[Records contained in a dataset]
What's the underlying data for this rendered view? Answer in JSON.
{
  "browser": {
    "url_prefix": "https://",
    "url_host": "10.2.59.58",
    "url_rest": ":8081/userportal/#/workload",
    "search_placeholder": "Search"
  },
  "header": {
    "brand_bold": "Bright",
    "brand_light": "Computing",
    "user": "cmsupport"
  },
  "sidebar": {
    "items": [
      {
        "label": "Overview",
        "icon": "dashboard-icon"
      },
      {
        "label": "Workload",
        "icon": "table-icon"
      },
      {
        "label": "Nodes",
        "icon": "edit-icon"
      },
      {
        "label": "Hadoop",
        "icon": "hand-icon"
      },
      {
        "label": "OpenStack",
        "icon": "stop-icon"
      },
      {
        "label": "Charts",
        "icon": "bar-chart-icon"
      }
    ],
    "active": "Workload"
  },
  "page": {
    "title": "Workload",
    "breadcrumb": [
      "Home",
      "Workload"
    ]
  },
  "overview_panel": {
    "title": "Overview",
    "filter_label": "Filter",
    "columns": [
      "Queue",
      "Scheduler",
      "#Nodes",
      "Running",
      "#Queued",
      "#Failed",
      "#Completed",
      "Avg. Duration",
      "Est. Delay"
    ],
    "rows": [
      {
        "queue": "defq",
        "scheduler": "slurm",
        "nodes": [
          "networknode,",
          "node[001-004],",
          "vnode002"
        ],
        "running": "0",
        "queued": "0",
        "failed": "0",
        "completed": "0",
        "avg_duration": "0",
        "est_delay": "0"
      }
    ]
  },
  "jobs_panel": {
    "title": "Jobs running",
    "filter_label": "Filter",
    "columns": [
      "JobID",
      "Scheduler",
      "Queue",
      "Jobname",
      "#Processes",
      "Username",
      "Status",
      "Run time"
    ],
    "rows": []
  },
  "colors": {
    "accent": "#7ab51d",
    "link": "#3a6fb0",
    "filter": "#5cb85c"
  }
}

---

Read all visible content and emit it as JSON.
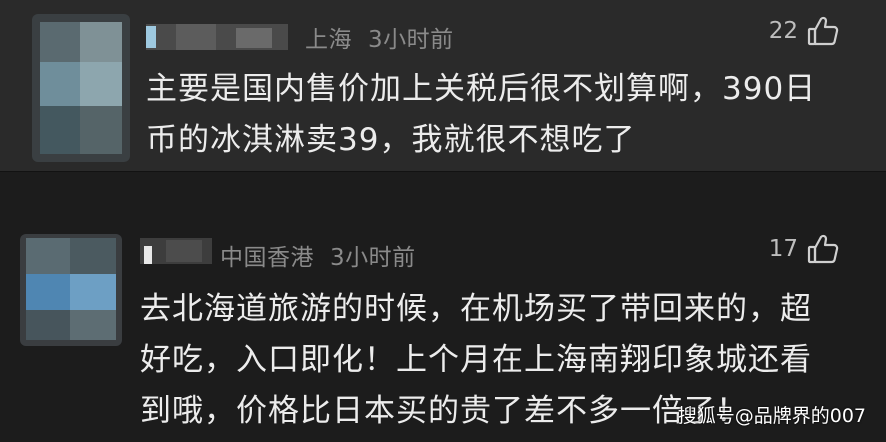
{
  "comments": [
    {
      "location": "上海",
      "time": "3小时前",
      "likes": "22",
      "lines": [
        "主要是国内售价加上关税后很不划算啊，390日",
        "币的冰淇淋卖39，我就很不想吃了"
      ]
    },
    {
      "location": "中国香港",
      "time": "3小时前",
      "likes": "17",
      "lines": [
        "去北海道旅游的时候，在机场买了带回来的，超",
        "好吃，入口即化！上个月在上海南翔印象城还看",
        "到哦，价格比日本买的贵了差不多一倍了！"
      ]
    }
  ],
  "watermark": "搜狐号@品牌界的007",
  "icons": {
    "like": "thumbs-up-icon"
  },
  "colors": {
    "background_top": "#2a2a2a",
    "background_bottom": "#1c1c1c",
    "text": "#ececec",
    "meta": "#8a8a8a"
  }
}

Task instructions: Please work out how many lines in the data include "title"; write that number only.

Reply to the task: 3